- _TASK PROMPT_
Could you please reproduce every record below exactly, leaving out the pictures?

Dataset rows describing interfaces
○ ○ ○ ○

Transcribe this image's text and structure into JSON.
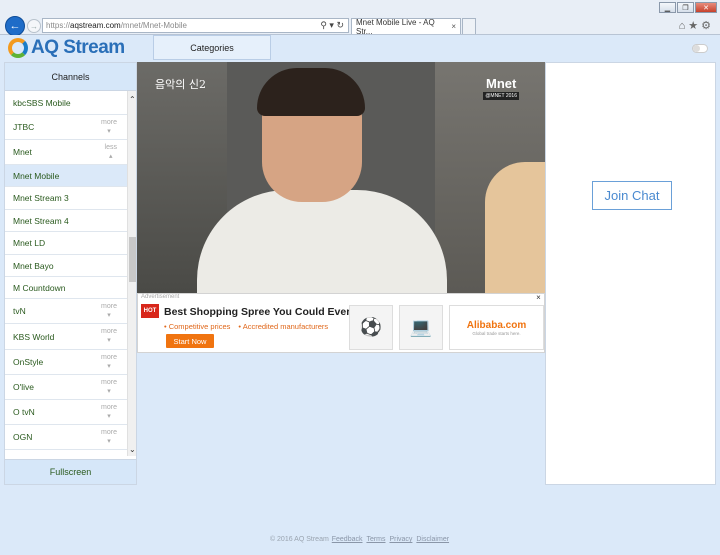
{
  "browser": {
    "url_prefix": "https://",
    "url_domain": "aqstream.com",
    "url_path": "/mnet/Mnet-Mobile",
    "tab_title": "Mnet Mobile Live - AQ Str...",
    "tab_close": "×"
  },
  "header": {
    "logo_text": "AQ Stream",
    "categories_label": "Categories"
  },
  "sidebar": {
    "title": "Channels",
    "fullscreen_label": "Fullscreen",
    "channels": [
      {
        "label": "kbcSBS Mobile",
        "toggle": "",
        "selected": false
      },
      {
        "label": "JTBC",
        "toggle": "more",
        "selected": false
      },
      {
        "label": "Mnet",
        "toggle": "less",
        "selected": false
      },
      {
        "label": "Mnet Mobile",
        "toggle": "",
        "selected": true
      },
      {
        "label": "Mnet Stream 3",
        "toggle": "",
        "selected": false
      },
      {
        "label": "Mnet Stream 4",
        "toggle": "",
        "selected": false
      },
      {
        "label": "Mnet LD",
        "toggle": "",
        "selected": false
      },
      {
        "label": "Mnet Bayo",
        "toggle": "",
        "selected": false
      },
      {
        "label": "M Countdown",
        "toggle": "",
        "selected": false
      },
      {
        "label": "tvN",
        "toggle": "more",
        "selected": false
      },
      {
        "label": "KBS World",
        "toggle": "more",
        "selected": false
      },
      {
        "label": "OnStyle",
        "toggle": "more",
        "selected": false
      },
      {
        "label": "O'live",
        "toggle": "more",
        "selected": false
      },
      {
        "label": "O tvN",
        "toggle": "more",
        "selected": false
      },
      {
        "label": "OGN",
        "toggle": "more",
        "selected": false
      }
    ]
  },
  "video": {
    "watermark": "음악의 신2",
    "logo": "Mnet",
    "logo_sub": "@MNET 2016"
  },
  "ad": {
    "label": "Advertisement",
    "close": "×",
    "hot": "HOT",
    "headline": "Best Shopping Spree You Could Ever Had",
    "bullet1": "• Competitive prices",
    "bullet2": "• Accredited manufacturers",
    "cta": "Start Now",
    "brand": "Alibaba.com",
    "brand_tagline": "Global trade starts here."
  },
  "chat": {
    "join_label": "Join Chat"
  },
  "footer": {
    "copyright": "© 2016 AQ Stream",
    "links": [
      "Feedback",
      "Terms",
      "Privacy",
      "Disclaimer"
    ]
  }
}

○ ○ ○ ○

- _TASK SOLUTION_
Transcribe this image's text and structure into JSON.
{
  "browser": {
    "url_prefix": "https://",
    "url_domain": "aqstream.com",
    "url_path": "/mnet/Mnet-Mobile",
    "tab_title": "Mnet Mobile Live - AQ Str...",
    "tab_close": "×"
  },
  "header": {
    "logo_text": "AQ Stream",
    "categories_label": "Categories"
  },
  "sidebar": {
    "title": "Channels",
    "fullscreen_label": "Fullscreen",
    "channels": [
      {
        "label": "kbcSBS Mobile",
        "toggle": "",
        "selected": false
      },
      {
        "label": "JTBC",
        "toggle": "more",
        "selected": false
      },
      {
        "label": "Mnet",
        "toggle": "less",
        "selected": false
      },
      {
        "label": "Mnet Mobile",
        "toggle": "",
        "selected": true
      },
      {
        "label": "Mnet Stream 3",
        "toggle": "",
        "selected": false
      },
      {
        "label": "Mnet Stream 4",
        "toggle": "",
        "selected": false
      },
      {
        "label": "Mnet LD",
        "toggle": "",
        "selected": false
      },
      {
        "label": "Mnet Bayo",
        "toggle": "",
        "selected": false
      },
      {
        "label": "M Countdown",
        "toggle": "",
        "selected": false
      },
      {
        "label": "tvN",
        "toggle": "more",
        "selected": false
      },
      {
        "label": "KBS World",
        "toggle": "more",
        "selected": false
      },
      {
        "label": "OnStyle",
        "toggle": "more",
        "selected": false
      },
      {
        "label": "O'live",
        "toggle": "more",
        "selected": false
      },
      {
        "label": "O tvN",
        "toggle": "more",
        "selected": false
      },
      {
        "label": "OGN",
        "toggle": "more",
        "selected": false
      }
    ]
  },
  "video": {
    "watermark": "음악의 신2",
    "logo": "Mnet",
    "logo_sub": "@MNET 2016"
  },
  "ad": {
    "label": "Advertisement",
    "close": "×",
    "hot": "HOT",
    "headline": "Best Shopping Spree You Could Ever Had",
    "bullet1": "• Competitive prices",
    "bullet2": "• Accredited manufacturers",
    "cta": "Start Now",
    "brand": "Alibaba.com",
    "brand_tagline": "Global trade starts here."
  },
  "chat": {
    "join_label": "Join Chat"
  },
  "footer": {
    "copyright": "© 2016 AQ Stream",
    "links": [
      "Feedback",
      "Terms",
      "Privacy",
      "Disclaimer"
    ]
  }
}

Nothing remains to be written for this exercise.